He recommends the prince to use simplicity in his public speeches, and to avoid affectation.(6) Marcus devotes his attention to the old authors who then had a great vogue at Rome: Ennius, Plautus, Nawius, and such orators as Cato and Gracchus.(7) Pronto urges on him the study of Cicero, whose letters, he says, are all worth reading. On the 31st of December we went to the last happy St. Silvester we ever had, at Madame Gutmansthal’s. We have computed the inhabitants, and contemplated the public works, of the Roman empire. Systematic discipline and instruction in outpost duty were enforced, and the regiments rapidly became expert mountaineers and scouts. It was manned by one hundred and fifty of the best sailors of the land of Egypt, who had seen heaven and earth, and whose hearts were stouter than those of the gods.

At the bend of the Danube, vessels, an island, and a castle with a park surrounded by the waters of the confluence of the Enns and the Danube became visible, and the rocky left bank of the Danube covered with pine forests, with a mystic background of green treetops and bluish gorges. But the elaborate preparations going on at Corinth were no secret to the Korkyræans, who well knew, besides, the numerous allies which that city could command, and her extensive influence throughout Greece. A penny hained (saved) is a penny gained. Sc. Instantly I hurried to her side, and inquired how she felt; she appeared to have no knowledge of what had passed, and seeing that her hands were bound, expressed surprise, and inquired who had tied them. “But where was she left?” asked Pierre.

Breadalbane sent his steward to Glencoe, to induce the miserable inhabitants who had returned to their burnt-up valley to sign a paper asserting that they did not charge him with any participation in the crime, promising in return to use his influence with the king to obtain a full pardon and immunity from forfeiture for them all. They ratified, perhaps with a sincere transport of zeal, the election of Claudius; and, as his predecessor had shown himself the personal enemy of their order, they exercised, under the name of justice, a severe revenge against his friends and family. I’m interested in this social problem. The Romans now sent a second embassy, begging him to lay aside his anger, withdraw the Volscians from the country, and then to make such terms as would be for the advantage of both nations. The troops of Licinius, though they were lately raised, ill armed, and worse disciplined, made head against their conquerors with fruitless but desperate valor, till a total defeat, and a slaughter of five and twenty thousand men, irretrievably determined the fate of their leader.

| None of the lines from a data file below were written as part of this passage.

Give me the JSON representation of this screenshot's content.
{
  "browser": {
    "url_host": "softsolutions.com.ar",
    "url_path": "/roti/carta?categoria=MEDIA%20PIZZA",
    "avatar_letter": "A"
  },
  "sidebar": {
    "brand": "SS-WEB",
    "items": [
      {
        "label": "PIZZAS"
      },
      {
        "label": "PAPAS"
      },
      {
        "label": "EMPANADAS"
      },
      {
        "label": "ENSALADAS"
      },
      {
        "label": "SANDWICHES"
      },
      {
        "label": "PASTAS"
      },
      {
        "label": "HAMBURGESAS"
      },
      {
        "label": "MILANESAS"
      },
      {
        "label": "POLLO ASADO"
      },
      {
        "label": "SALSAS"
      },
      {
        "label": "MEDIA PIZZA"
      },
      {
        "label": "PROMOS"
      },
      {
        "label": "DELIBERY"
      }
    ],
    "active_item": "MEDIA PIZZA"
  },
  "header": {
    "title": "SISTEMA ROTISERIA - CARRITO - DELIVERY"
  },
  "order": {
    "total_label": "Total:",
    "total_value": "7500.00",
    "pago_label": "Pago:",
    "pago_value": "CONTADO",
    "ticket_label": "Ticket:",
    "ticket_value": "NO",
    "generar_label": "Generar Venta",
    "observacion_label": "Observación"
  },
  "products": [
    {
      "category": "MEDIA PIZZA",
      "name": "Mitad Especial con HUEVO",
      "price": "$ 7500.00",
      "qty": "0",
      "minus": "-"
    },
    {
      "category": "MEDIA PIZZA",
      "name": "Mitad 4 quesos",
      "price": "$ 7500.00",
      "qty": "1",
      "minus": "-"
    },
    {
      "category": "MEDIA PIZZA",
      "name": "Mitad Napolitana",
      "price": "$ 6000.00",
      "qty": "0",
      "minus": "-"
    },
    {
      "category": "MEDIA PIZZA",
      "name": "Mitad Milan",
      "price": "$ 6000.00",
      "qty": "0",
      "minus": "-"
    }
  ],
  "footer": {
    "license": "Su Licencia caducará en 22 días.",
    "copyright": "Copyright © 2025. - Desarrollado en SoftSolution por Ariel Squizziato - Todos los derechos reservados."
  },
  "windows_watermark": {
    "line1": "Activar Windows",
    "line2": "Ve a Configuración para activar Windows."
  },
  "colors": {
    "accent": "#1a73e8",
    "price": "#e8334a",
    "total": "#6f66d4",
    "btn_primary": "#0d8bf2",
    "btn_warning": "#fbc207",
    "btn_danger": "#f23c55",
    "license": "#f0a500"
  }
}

His pension was not paid and his circumstances became so serious that one of his children had but a single coat. With regard, however, to the account of Ctesias, that caravans of a thousand or two thousand men travelled into this desert, and returned after three or four years laden with gold—what other direction could this journey have had than to the rich countries in the most remote and eastern part of Asia? I willingly leave it to the reader to judge what degree of probability there is to support this conjecture. There were not above twelve or fifteen men out, all of whom, or nearly all, were cousins to each other. I think my opinions are good and sound, but who does not think the same of his own? One of the best proofs I have that mine are so is the small esteem I have of myself; for had they not been very well assured, they would easily have suffered themselves to have been deceived by the peculiar affection I have to myself, as one that places it almost wholly in myself, and do not let much run out. In their nocturnal marches, they steered by the guidance of the stars: their names, and order, and daily station, were familiar to the curiosity and devotion of the Bedoween; and he was taught by experience to divide, in twenty-eight parts, the zodiac of the moon, and to bless the constellations who refreshed, with salutary rains, the thirst of the desert.

Upon this a fearful scene of strife arose; the sailors in the boat were beginning to cut the rope which attached it to the ship.